I am from Monterrey, Mexico and have lived the past five years in Mexico City. I transferred to NMSU spring 2019 and I am currently an undergraduate student majoring in Psychology with a minor in Counseling and Educational Psychology. I would like to pursue a PhD in Psychology and eventually work in both research and counseling. I am the treasurer of Psi Chi, the International Psychology Honors Society. The things I enjoy most are cooking, spending time with my dog and my family, and being in nature.
Robots and technology are becoming part of our daily lives. We will run a study to determine a baseline on how people categorize machines socially and relationally. From this we will identify the stereotypes that people have about robots and how this affects their trust and ability. We will also examine how thinking about robots affects people’s categorization and self-stereotyping of themselves. The data gathered in this project will serve to provide us with a clearer picture on how the increasing presence of robots will affect our lives.
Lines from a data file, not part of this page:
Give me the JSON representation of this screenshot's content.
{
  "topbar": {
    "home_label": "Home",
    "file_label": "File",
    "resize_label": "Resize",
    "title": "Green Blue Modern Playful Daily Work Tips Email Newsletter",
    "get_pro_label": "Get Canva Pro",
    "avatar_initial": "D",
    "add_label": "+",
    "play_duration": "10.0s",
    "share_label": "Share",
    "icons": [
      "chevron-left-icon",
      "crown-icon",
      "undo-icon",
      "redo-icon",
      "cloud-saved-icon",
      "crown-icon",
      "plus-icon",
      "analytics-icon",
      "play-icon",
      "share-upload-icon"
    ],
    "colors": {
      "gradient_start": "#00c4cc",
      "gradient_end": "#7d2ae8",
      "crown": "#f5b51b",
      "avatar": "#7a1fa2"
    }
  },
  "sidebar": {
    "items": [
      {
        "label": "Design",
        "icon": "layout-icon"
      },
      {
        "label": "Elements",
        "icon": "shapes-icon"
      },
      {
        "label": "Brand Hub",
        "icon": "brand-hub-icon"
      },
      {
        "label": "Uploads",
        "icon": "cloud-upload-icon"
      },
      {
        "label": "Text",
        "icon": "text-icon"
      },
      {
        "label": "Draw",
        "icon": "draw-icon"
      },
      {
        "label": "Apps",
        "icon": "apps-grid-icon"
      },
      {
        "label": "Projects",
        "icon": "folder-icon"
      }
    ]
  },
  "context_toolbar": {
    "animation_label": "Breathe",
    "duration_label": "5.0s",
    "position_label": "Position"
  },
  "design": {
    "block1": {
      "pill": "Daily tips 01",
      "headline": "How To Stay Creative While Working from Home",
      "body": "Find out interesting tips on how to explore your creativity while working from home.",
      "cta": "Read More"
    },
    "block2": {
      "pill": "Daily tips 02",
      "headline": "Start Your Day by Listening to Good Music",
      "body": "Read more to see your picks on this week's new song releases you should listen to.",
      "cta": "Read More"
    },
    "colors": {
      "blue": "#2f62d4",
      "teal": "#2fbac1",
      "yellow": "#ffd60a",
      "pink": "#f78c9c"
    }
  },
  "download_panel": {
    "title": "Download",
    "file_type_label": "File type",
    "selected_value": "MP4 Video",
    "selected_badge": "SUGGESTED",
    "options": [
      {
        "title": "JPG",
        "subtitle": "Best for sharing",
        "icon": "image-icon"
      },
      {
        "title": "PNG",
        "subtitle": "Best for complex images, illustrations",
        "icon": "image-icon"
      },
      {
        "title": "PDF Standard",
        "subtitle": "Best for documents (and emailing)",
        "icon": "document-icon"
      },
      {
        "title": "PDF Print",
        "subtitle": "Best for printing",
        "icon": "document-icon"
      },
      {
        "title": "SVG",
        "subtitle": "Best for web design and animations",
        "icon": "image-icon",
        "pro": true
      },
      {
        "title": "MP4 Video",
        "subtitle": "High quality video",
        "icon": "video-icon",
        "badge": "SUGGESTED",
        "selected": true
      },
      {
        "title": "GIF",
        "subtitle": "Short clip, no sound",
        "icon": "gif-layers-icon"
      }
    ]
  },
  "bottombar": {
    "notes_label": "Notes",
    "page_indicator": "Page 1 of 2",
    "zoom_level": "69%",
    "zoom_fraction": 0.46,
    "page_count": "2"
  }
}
- Project description, timeline, and milestones developed with mentor; on file with DSP
- Complete half of project milestones
- Complete project
- Present scholarly work at URCAS
- Attend a professional conference (without presenting)
- Present scholarly work at conference, exhibition, recital, film festival, reading, etc.
- Author or co-author a manuscript submitted for publication
Michelle’s mentor: Dr. Marlene Fraune:
Dr. Marlena R. Fraune received her B.A. in Psychology at Beloit College in 2013, and her PhD at Indiana University in 2018. During her time in the PhD program, she researched the psychology of how to make human-robot more efficient and enjoyable. Dr. Fraune studied intergroup human-robot interaction nationally and abroad, as a visiting researcher at Toyohashi University of Technology (2014, 2016), Bielefeld University (2015), and the United States Air Force Research Lab (2017). She is now an Assistant Professor leading the Intergroup Human-Robot Interaction Lab in the Department of Psychology at New Mexico State University.